Q: Doctor my brother is 32 years old and has been diagnosed with axillary nerve injury, please guide.

A: The Axillary nerve, also known as the circumflex nerve, constitutes an upper extremity nerve affiliated with the posterior cord (C5-C6), offering motor innervation to the deltoid and teres minor muscles. Injury to the axillary nerve can result from various causes such as compressive force, traction injury following anterior dislocation of the shoulder, or forced abduction movement of the shoulder joint.

Manifestations of an axillary nerve injury encompass localized neuropathy, presenting signs and symptoms like pain in the deltoid and anterior shoulder area, loss of movement and/or sensation in the shoulder region, and reported or observed weakness in the deltoid and teres minor muscles during abduction and external rotation. Nerve regeneration occurs at an estimated rate of approximately 1 millimeter per day, leading to a potentially long and discouraging recovery for the patient.

The initial 0-2 weeks of physiotherapy involve shoulder immobilization through a sling after reduction, isometric strengthening with dosing of 10 seconds for 6 repetitions twice a day within pain limits, and joint mobility exercises encompassing passive and active range of motion for the shoulder, elbow, wrist, and hand.

Moving into the 2-4 week phase, joint mobility exercises continue, including passive/active-assisted range of motion for the shoulder and active range of motion for the elbow, wrist, and hand. Strengthening of target muscles, postural/periscapular muscular strengthening, and neuromuscular re-education are introduced, focusing on the deltoid, rhomboid major/minor, serratus anterior, and upper/middle/lower trapezius. From 4-6 weeks, the sling is discontinued, and a light resistive strengthening program is initiated, targeting the deltoids, rotator cuff muscles, and postural muscles. Proprioceptive techniques such as PNF diagonals and closed-chained activities like wall push-ups, table exercises, and floor exercises are introduced.

At 6 weeks, the rehabilitation plan continues with a focus on range of motion, glenohumeral and scapulothoracic stabilization/strengthening exercises, proprioception, and joint mobility while maintaining optimal conditions for tissue healing. Initiation of sport/job-specific activities begins, progressing to a full return as the patient's functional status allows. There is no consensus on when returning to sport/work is appropriate, but improvement on EMG and at least 80% return of deltoid muscle strength are recommended. Return to activity for shoulder dislocation is suggested at approximately 12 weeks and 16 weeks for competitive sports.

Conservative physical therapy treatment may extend between 3 to 6 months. It is crucial for the physical therapist to continuously monitor axillary nerve reinnervation progress and contact the patient's physician if no improvement is observed between 3 to 4 months. The progression of interventions with increased weight or resistance should be tailored to each patient's individual pain tolerance and perceived joint stability during controlled movements.

Q: Doctor, how can a physiotherapist help in depression?

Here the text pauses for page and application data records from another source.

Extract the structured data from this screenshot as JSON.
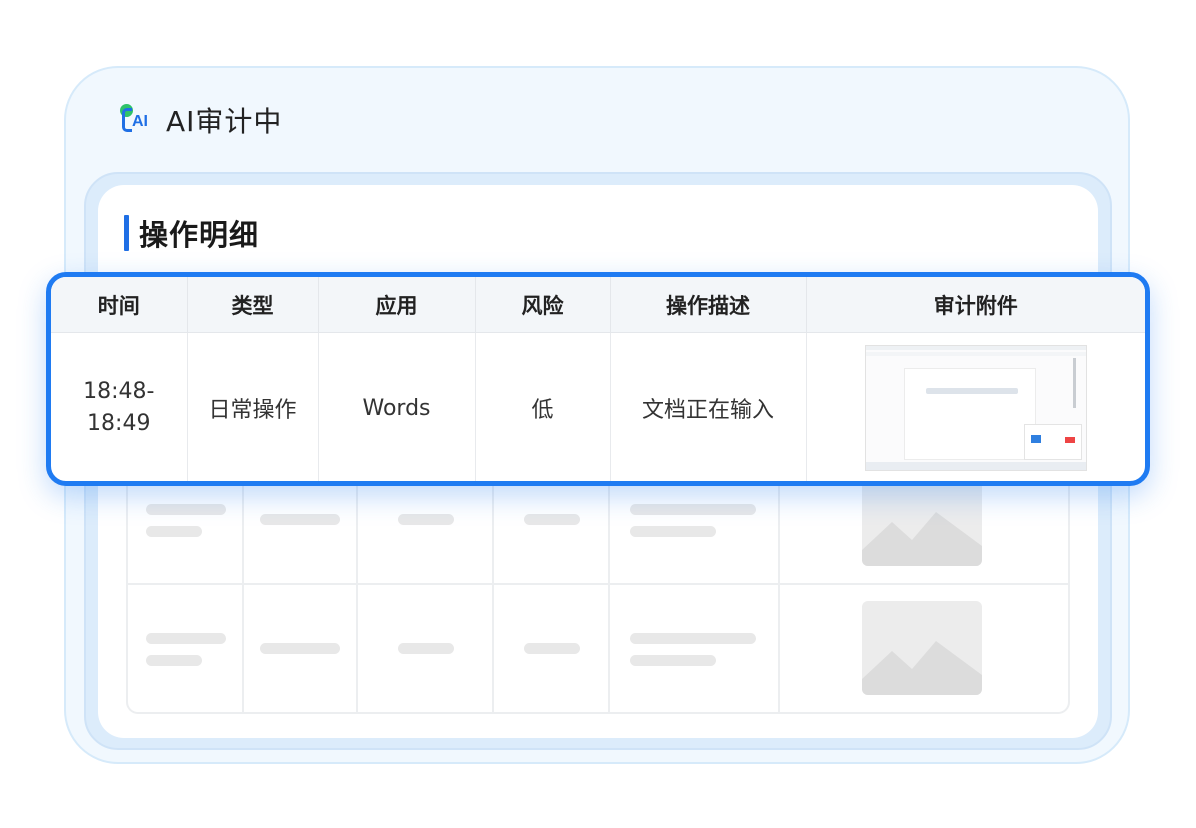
{
  "app": {
    "title": "AI审计中",
    "logo_text": "AI"
  },
  "section": {
    "title": "操作明细"
  },
  "table": {
    "headers": [
      "时间",
      "类型",
      "应用",
      "风险",
      "操作描述",
      "审计附件"
    ],
    "row": {
      "time_start": "18:48-",
      "time_end": "18:49",
      "type": "日常操作",
      "app": "Words",
      "risk": "低",
      "description": "文档正在输入"
    }
  },
  "colors": {
    "accent": "#1f7bf2",
    "logo_green": "#2ec26a",
    "background": "#f1f8fe"
  }
}
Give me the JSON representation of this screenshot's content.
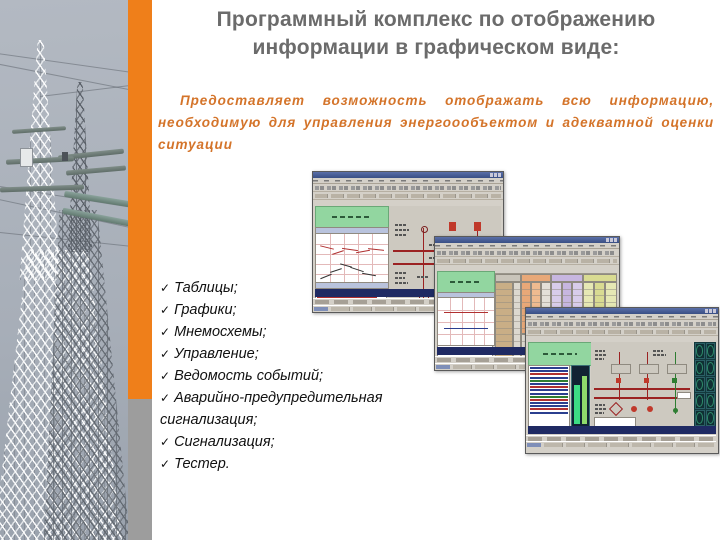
{
  "slide": {
    "title_lines": [
      "Программный комплекс по отображению",
      "информации в графическом виде:"
    ],
    "subtitle_lines": [
      "Предоставляет возможность отображать всю информацию,",
      "необходимую для управления энергоообъектом и адекватной",
      "оценки ситуации"
    ],
    "bullet_marker": "✓",
    "bullets": [
      {
        "text": "Таблицы;"
      },
      {
        "text": "Графики;"
      },
      {
        "text": "Мнемосхемы;"
      },
      {
        "text": "Управление;"
      },
      {
        "text": "Ведомость событий;"
      },
      {
        "text": "Аварийно-предупредительная",
        "cont": "сигнализация;"
      },
      {
        "text": "Сигнализация;"
      },
      {
        "text": "Тестер."
      }
    ],
    "colors": {
      "accent_orange": "#ef7f1a",
      "title_grey": "#6b6b6b",
      "subtitle_orange": "#d4742a",
      "sidebar_grey": "#9d9d9d",
      "window_face": "#d4d0c8",
      "titlebar_blue": "#3a4f84",
      "green_panel": "#92d6a0",
      "mimic_red": "#9b2222",
      "gauge_teal": "#13383c"
    },
    "photo": {
      "subject": "high-voltage transmission towers",
      "sky": "#a9b0b9"
    },
    "screenshots": [
      {
        "name": "window-mimic-and-trends",
        "contents": [
          "toolbar",
          "green-header-panel",
          "trend-chart",
          "data-table",
          "single-line-diagram",
          "navy-status-bar",
          "taskbar"
        ]
      },
      {
        "name": "window-colored-table",
        "contents": [
          "toolbar",
          "green-header-panel",
          "trend-chart",
          "colored-measurement-table",
          "navy-status-bar",
          "taskbar"
        ],
        "table_group_colors": [
          "#c9ae86",
          "#e8a878",
          "#c7b6e0",
          "#d9db92"
        ]
      },
      {
        "name": "window-alarms-and-gauges",
        "contents": [
          "toolbar",
          "green-header-panel",
          "event-log",
          "bar-meters",
          "single-line-diagram",
          "gauge-grid",
          "navy-status-bar",
          "taskbar"
        ]
      }
    ]
  }
}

A: A crucial aspect of a physical therapist's role is the recognition of signs and symptoms associated with depression, as well as common disorders linked to this mental health condition. By being sensitive to these indicators, therapists can systematically document them in the care plan and promptly inform physicians when necessary, facilitating appropriate medical interventions for patients experiencing depression. This heightened awareness proves particularly valuable given the emotional instability often associated with depression. Therapists adept at identifying these signs can skillfully navigate various situations, redirecting patients towards alternative activities, providing relevant instructions, or engaging them in more positive conversation topics.

The comprehensive management of depression within physiotherapy involves a holistic approach that seamlessly integrates physical activity and exercise with psychological support. Numerous studies have highlighted the positive impact of physical activity on mood and mental well-being, attributed to the increased release of endorphins, natural mood-boosting chemicals in the brain. It becomes imperative to select enjoyable and sustainable activities—such as walking, cycling, swimming, or dancing—for long-term adherence to the treatment plan. Physiotherapists, recognizing the significance of regular exercise, seamlessly incorporate it into their treatment plans, leveraging its proven efficacy in alleviating depression symptoms and enhancing overall mental health.

Furthermore, physiotherapists may introduce relaxation exercises, breathing techniques, and mindfulness-based interventions tailored to meet the specific needs of each individual. This multifaceted approach enhances stress management and contributes to the overall improvement of mental health. Emotional support and encouragement from physiotherapists play a pivotal role in this context, creating a positive and supportive treatment environment. This, in turn, empowers patients to feel more comfortable and motivated to adhere to their treatment plans, fostering both physical and mental well-being. By actively promoting a healthy lifestyle encompassing exercise, emotional support, and a positive treatment environment, physical therapists play a crucial and holistic role in addressing the multifaceted dimensions of their patients' overall health.